For several weeks or months, the marks will fade until they are barely noticeable. The only important process to keep in mind is that you must take special care to protect your skin from the sun. Not only to prevent the reappearance of melasma, but also to care for the new, tender skin that occurs as a result of the treatment. Some laser surgeries, such as cosmetic skin and eye surgeries, are considered elective surgeries. Some people decide that the potential risks may outweigh the benefits of this type of surgery. For example, some health or skin conditions can be aggravated by laser surgeries. As with typical surgery, poor general health also increases the risk of complications.

Laser hair removal can be dangerous in inexperienced hands. Burns, permanent changes in skin color, and scarring may occur. You can greatly reduce the risk of potential side effects if your treatment is done by a doctor who is extremely skilled in the use of lasers and has in-depth knowledge of the skin. The American Academy of Dermatology (AAD) recommends that you choose a board-certified dermatologist to perform laser treatments. Encouraging non-medical providers to maximize revenue generation can increase the risk of adverse events by (expediting preoperative evaluation and laser treatment) and (encouraging treatment) of patients who may be poor laser candidates. Therefore, some laser services, such as laser hair removal and microdermabrasion, may be too cheaply priced for direct medical provision.

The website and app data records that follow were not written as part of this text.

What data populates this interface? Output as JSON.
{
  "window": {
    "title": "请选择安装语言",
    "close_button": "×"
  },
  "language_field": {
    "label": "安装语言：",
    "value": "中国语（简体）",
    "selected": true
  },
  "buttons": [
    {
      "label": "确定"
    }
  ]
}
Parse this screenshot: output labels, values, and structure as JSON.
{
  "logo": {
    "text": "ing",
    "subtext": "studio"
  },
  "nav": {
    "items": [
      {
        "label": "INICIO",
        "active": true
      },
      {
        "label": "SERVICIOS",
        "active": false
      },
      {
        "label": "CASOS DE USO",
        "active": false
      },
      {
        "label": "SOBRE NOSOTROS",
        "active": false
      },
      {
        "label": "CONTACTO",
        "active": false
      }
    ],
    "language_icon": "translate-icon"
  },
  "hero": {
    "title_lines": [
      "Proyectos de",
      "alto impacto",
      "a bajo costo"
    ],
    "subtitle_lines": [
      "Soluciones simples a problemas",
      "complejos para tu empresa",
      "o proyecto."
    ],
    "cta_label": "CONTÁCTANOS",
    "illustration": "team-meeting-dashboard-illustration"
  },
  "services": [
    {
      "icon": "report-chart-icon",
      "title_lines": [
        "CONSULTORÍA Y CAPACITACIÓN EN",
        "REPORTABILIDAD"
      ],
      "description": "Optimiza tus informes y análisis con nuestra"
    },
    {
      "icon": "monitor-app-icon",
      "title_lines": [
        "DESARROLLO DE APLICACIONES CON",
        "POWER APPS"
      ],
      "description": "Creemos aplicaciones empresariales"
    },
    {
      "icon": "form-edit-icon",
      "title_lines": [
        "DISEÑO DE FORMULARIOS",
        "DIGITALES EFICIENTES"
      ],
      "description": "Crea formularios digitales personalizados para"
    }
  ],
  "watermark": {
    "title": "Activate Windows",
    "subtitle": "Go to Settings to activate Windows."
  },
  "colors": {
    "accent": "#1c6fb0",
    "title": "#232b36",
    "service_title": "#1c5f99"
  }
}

Excessive delegation can cause (a) a deterioration in patient safety, including (a) an increase in the frequency of avoidable adverse events; (b) the failure to treat adverse events in an appropriate and timely manner; (the provision of unnecessary or inappropriate laser services); (overtreatment); and (the subordination of the patient's well-being to the financial productivity of the office).If you think you're suffering from symptoms of hirsutism or are looking for a treatment option, laser hair removal therapy may be the answer. In some communities, the commercialization of routine laser services has become so extreme that only very low-cost, low-level non-medical providers can offer such services at a competitive price. In addition, many commonly used lasers had been introduced recently and their parameters of use were not standardized. Keloid scars occur when wounds don't heal properly and can be especially dangerous for anyone seeking laser hair removal. Over the course of several treatments, the laser treatment kills the hair follicle and prevents further hair growth. The delegation of medical functions is a responsibility and privilege of widely recognized and approved physicians; however, in the context of skin laser procedures, delegation can be problematic insofar as it results in suboptimal care, insufficient supervision by caregivers, and an increased risk for patients of adverse events associated with treatment.

Other possible side effects are rare when laser hair removal is performed by a dermatologist or under their direct supervision. In some cases, doctors may not be intimately familiar with or are not experts in laser procedures and may hire nurses or other caregivers who have been trained in laser procedures elsewhere to provide these services. However, this is a great alternative to use between laser treatments so that hairs are still available for treatment. The color and thickness of hair, area treated, type of laser used and color of skin all influence results.

However this can cause skin color to become uneven which is not ideal for laser hair removal.